The 19-year-old’s parents, Charlotte Charles and Tim Dunn, had been hopeful of a meeting with Mr Johnson after they said they had “repeated assurances” from senior members of his cabinet.

Speaking about their hopes of a meeting with the prime minister, Radd Seiger said: “Sadly, it is now clear to the parents of Harry Dunn that, despite repeated assurances to the contrary, prime minister Boris Johnson has no wish to, or intention of, meeting with them.

“For all his multiple faults, even US president Donald Trump took the time and trouble to meet with Harry’s parents and extend his condolences personally, albeit for his own personal gain rather than to help Harry’s parents.

“Trump looked the parents in the eye and told them how sorry he was.”

Mr Seiger continued: “Johnson, on the other hand, has done his level best to steer clear of Harry’s parents and continues to do so.”

Asked whether Mr Johnson would meet the family, a Downing Street spokesman said: “The legal process is ongoing and the UK has submitted the extradition request.
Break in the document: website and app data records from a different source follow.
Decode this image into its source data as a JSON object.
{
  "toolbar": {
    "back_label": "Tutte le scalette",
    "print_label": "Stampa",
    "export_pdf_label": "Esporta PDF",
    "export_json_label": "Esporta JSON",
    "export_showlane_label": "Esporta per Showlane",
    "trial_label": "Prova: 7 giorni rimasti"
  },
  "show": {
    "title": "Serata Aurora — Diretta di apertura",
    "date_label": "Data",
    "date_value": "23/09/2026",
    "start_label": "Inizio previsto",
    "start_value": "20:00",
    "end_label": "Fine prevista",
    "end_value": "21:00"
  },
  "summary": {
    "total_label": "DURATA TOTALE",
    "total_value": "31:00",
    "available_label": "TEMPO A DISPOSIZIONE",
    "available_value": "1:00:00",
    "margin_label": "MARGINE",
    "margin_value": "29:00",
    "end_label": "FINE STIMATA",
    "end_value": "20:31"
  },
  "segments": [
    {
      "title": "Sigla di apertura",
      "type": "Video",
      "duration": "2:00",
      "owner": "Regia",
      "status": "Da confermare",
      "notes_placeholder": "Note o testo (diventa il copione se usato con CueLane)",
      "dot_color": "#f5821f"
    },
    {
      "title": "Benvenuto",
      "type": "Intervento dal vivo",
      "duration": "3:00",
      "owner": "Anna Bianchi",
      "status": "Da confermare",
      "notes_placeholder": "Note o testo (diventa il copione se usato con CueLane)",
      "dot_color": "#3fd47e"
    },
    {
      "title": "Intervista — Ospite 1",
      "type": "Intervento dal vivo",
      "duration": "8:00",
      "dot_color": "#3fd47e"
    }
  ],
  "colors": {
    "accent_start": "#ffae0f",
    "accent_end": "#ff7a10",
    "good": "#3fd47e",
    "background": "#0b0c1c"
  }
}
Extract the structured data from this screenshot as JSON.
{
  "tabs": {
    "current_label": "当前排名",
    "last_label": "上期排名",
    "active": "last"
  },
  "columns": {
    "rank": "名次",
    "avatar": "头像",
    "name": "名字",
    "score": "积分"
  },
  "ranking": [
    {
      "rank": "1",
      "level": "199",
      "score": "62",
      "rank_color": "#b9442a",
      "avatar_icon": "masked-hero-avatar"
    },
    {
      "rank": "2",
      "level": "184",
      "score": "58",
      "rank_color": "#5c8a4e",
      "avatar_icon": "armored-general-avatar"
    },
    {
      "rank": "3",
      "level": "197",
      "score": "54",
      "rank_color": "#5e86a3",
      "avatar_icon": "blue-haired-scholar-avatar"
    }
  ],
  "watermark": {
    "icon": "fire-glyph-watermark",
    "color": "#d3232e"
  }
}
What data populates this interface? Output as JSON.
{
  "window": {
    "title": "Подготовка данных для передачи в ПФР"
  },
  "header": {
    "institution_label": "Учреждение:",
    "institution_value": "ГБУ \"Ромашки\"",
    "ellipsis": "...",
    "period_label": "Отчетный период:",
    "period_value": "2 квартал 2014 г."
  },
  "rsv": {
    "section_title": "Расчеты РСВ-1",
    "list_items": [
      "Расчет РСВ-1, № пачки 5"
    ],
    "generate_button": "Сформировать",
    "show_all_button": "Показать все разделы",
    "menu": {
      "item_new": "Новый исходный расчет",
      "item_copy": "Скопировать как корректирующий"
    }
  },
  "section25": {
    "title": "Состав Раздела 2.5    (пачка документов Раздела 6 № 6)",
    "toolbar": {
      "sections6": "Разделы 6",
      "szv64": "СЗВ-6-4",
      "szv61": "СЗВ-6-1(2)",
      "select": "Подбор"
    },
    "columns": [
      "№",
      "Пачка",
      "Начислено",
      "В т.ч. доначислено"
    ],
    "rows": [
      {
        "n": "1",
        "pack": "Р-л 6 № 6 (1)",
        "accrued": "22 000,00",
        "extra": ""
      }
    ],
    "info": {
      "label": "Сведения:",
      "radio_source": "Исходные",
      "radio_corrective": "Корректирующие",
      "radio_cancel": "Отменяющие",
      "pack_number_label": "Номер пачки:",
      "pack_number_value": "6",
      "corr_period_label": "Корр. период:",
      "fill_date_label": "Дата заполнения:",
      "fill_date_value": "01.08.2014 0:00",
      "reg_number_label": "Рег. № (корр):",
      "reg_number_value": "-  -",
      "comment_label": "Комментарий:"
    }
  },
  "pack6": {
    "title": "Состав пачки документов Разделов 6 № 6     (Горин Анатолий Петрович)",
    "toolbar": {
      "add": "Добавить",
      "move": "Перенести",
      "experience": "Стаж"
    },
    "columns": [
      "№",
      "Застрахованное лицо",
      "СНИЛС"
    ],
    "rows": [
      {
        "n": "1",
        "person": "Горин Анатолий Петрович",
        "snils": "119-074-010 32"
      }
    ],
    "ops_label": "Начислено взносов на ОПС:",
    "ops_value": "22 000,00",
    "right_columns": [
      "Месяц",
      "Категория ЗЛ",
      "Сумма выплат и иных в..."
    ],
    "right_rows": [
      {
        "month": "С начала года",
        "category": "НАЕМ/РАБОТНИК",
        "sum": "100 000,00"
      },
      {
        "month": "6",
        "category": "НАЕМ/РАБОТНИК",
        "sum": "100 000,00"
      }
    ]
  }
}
“The prime minister will continue to work to get justice for Harry.”